Due to lack of water, time, money, and/or safety, children in both South Sudan and several other places worldwide are not being educated properly. Girls are two and a half times more likely to drop out of school if they live in areas of conflict. People living in Lower-Income Countries must deal with issues caused by unsanitary water which can range from gastrointestinal and stomach illnesses such as nausea, vomiting, cramps, and diarrhea to more serious illnesses such as cholera, typhoid fever, or dysentery.  It is estimated that 842,000 people die each year from diarrhea as a result of contaminated drinking water. Approximately 361,000 children aged under 5 years are a part of this annual death toll according to the International SOS 2017. All this can be seen through the character Nya, a young girl living in South Sudan, in the book A Long Walk to Water.
 “The water that filled the hole was filthy, more mud than liquid. It seeped so slowly that it took a long time to collect even a few gourdsful. Nya would crouch by the hole, waiting. Waiting for water. Here, for hours at a time. And every day for five long months, until the rain came and she and her family could return home.” - quoted by Nya in "A Long Walk to Water"
Solution
Sources
Learn More and Support LMIC's

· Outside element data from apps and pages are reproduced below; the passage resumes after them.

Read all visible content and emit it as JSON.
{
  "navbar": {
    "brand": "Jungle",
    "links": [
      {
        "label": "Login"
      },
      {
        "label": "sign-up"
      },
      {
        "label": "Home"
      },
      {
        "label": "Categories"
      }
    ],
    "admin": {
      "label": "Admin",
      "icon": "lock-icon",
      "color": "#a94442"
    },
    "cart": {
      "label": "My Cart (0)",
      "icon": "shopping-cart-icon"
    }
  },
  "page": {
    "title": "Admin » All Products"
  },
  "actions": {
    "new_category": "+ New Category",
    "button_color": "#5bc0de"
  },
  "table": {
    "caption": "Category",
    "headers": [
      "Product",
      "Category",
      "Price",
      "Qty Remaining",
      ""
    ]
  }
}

 There are many barriers that hinder the rights of many to an education, clean water, and proper sanitation, but there are also many ways that these barriers can be broken. 

The School Sanitation and Hygiene Education (SSHE) project is a joint UNICEF/International Resource Centre initiative that advocates for school hygiene, education and environments that allow for the practice of the above-mentioned skills. In over 100 countries, UNICEF’s water, sanitation, and hygiene (WASH) team have worked to improve water quality and sanitation services along with better hygiene practices. 
Education, activism, and international cooperation are the most feasible ways to ensure these children receive the water, sanitation, and the education they deserve.